Copy each line below containing "title".

··· Material shown ···

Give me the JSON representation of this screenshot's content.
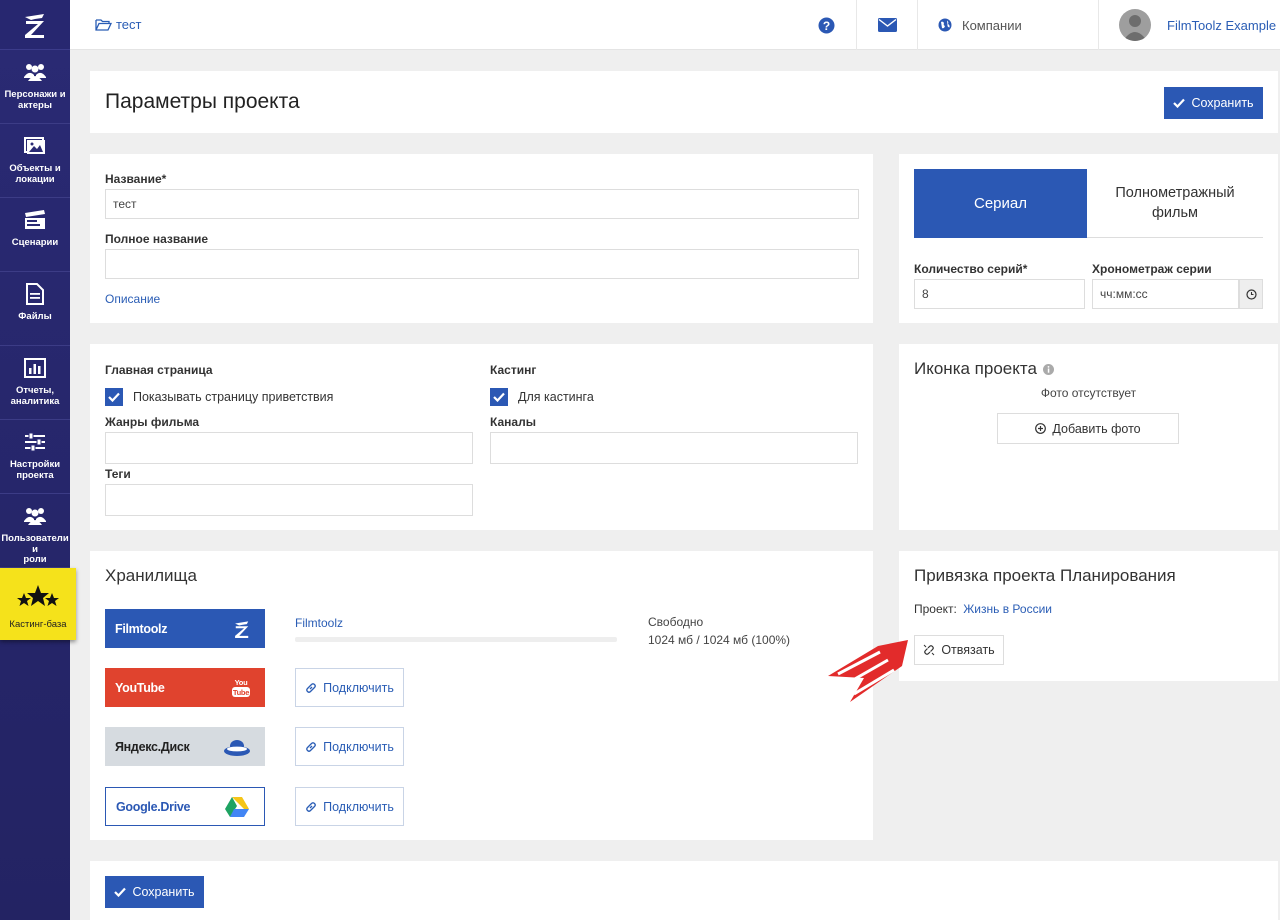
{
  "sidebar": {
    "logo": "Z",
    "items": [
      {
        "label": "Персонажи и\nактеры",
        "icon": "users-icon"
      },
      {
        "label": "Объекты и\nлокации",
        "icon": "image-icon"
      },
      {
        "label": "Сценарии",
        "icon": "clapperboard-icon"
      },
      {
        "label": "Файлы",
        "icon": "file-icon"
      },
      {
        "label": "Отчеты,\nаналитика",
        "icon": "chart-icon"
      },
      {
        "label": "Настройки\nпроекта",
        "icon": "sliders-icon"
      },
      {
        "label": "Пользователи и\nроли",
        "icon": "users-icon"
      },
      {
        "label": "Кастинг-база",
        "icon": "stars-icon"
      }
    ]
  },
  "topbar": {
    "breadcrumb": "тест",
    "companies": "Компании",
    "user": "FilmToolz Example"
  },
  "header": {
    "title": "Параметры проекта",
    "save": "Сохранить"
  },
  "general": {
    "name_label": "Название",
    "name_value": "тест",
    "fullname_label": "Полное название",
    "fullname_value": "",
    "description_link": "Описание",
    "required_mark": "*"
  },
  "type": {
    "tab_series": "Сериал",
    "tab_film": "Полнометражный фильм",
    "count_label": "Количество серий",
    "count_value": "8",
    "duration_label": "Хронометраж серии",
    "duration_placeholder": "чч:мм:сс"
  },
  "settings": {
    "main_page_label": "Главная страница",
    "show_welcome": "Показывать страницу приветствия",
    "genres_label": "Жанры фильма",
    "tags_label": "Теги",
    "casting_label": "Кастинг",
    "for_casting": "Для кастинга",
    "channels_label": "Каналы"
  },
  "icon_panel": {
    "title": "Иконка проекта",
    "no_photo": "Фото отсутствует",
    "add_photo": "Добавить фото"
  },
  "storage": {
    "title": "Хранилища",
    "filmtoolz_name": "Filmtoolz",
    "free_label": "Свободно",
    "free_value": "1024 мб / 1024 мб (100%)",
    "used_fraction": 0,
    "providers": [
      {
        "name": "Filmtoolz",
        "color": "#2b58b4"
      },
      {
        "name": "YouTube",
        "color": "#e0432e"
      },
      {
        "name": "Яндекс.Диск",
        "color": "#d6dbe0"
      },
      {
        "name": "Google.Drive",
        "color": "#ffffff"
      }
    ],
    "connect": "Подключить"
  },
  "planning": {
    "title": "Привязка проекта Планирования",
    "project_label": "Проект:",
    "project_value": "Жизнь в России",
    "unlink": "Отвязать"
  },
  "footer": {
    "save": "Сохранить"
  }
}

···

**Exercise solution**
    "title": "Параметры проекта",
    "title": "Иконка проекта",
    "title": "Хранилища",
    "title": "Привязка проекта Планирования",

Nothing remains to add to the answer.